‘Stand With Kyrie’ Protest At Nets Home Opener Sends Barclays Center Into Lockdown (Video)

Black Lives Matter And MAGA Supporters Come Together In Defense of Nets Star

Photo: Screenshot/News

A disparate group of a few hundred protesters rallied in front of the Barclays Center on Sunday afternoon, in support of Brooklyn Nets star guard Kyrie Irving. A few of the protesters pushed their way through barricades, and for a momentary period Barclays Center was on lockdown.

Chants of “No vaccine mandate, stand with Kyrie” and “let Kyrie play” were heard.

Independent journalist Oliya Scootercaster and Newyorkcitypeople captured video.

The demonstration was sparked by Irving’s refusal to comply with a New York city mandate that requires players to have at least one vaccination shot in order to play home games.

Since Irving took to Instagram Live to deliver his message during the late evening hours on Wednesday, Oct. 13, he’s become a hero of bad faith actors that have politicized the COVID-19 pandemic, as well as well as for the anti-vax community.

Note: when people like Ted Cruz, Marjorie Taylor Greene and Donald Trump Jr. support you, it might be time to rethink your position. Just maybe.

During his 28-minute message, Irving said he wanted to be a “voice for the voiceless,” and that his refusal to be vaccinated was about the “hundreds of thousands of people losing their jobs to vaccine mandates.” But he also said it was a “personal choice” and what he wants to do with “his body.”

As is often the case with Irving, contradictions abound. The vaccine is not a personal or political decision. It is a matter of public health. If one cares about their community, as Irving professes and often shows that he does, one would do what is necessary during a public health crisis.

Never mind the secondary concern, or primary, depending on your point of view, that he is letting down the Brooklyn Nets organization and his teammates. A group he is contractually obligated to play with full-time unless he’s injured.

Irving also said he is for both those that choose to be vaccinated and those that choose not to. That’s a particularly fraught all lives matter position to take.

Some of the protesters outside the Barclays Center on Sunday were seen wearing Black Lives Matter shirts; others identify as part of the MAGA movement.

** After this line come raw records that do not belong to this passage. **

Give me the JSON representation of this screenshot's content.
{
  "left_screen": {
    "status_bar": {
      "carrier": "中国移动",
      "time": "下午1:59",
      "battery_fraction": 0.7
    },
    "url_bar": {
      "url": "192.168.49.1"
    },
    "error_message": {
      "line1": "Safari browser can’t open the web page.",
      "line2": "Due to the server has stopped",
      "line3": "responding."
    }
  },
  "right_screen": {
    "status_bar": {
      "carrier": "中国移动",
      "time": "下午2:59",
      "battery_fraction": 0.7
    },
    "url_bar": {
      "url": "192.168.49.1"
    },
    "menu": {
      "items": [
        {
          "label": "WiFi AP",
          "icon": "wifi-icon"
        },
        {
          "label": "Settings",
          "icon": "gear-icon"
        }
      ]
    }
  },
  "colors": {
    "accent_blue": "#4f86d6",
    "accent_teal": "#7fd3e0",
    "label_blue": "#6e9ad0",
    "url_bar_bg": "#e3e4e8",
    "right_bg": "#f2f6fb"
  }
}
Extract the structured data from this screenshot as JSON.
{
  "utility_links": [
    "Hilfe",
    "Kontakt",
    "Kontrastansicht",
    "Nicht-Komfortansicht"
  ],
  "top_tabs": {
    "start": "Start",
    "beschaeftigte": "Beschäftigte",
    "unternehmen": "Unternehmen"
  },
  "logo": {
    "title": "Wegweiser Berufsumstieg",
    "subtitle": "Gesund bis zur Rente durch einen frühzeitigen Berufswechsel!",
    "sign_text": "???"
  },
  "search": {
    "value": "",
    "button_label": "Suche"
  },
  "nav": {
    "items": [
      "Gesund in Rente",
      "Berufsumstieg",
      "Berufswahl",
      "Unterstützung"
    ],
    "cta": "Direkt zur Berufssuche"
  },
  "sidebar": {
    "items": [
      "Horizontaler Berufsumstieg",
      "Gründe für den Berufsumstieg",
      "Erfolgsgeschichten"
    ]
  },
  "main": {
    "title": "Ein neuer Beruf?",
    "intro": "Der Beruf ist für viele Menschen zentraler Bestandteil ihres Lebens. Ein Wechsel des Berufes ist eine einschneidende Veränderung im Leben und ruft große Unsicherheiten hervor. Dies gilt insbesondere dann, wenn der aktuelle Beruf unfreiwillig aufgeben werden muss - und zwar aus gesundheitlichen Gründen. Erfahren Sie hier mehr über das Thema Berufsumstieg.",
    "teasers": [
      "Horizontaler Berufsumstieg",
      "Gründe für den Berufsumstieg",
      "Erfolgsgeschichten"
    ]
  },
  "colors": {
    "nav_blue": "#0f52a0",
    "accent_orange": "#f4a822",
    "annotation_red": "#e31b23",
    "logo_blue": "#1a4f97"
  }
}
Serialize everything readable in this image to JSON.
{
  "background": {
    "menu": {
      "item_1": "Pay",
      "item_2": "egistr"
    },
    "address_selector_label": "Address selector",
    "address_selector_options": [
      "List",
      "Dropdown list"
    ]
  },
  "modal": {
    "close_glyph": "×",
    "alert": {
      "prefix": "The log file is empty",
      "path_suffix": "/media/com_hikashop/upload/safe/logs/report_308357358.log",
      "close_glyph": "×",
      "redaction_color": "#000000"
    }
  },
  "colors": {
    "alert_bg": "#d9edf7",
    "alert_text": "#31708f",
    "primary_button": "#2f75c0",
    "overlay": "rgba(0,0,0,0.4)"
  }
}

The fact that Kyrie Irving is the figure to bring people from these two groups together is a sad commentary on where we are as a nation.

In a statement released by the Barclays Center, a spokesperson said, “Barclays Center briefly closed its doors today in order to clear protestors from the main doors on the plaza and ensure guests could safely enter the arena. Only ticketed guests were able to enter the building and the game proceeded according to schedule.”

The game did in fact proceed, and the Nets lost their home opener against the Charlotte Hornets.

We are only three games into an 82-game season. Irving has been absent for all three, and until he decides to comply or the vaccine mandate is lifted, he will not be a part of the Brooklyn Nets this season.

For hoops fans, that’s unfortunate. But there is something more serious at play here.

Kyrie Irving is an immensely popular figure, that right or not has gravitas. His stance, albeit unfounded and not grounded in anything factual, will give voice to certain people.

We live in a society where people do feel as though they are not heard and are constantly on the short end of the proverbial stick. For those people, a popular and whether you believe it or not charismatic person like Irving is perhaps just the kind of courage they “need.”

“I chose to be unvaccinated, and that was my choice, and I would ask you all to just respect that choice, Irving said during his Instagram Live session. “I am going to just continue to stay in shape, be ready to play, be ready to rock out with my teammates and just be part of this whole thing. This is not a political thing; this is not about the NBA, not about any organization. This is about my life and what I am choosing to do.”

No, it’s not Kyrie. When you’re a public figure with a platform to influence the masses, you have to be better. When decisions you make spark the events that took place on Sunday afternoon outside of the Barclays Center, it ceases to be about you.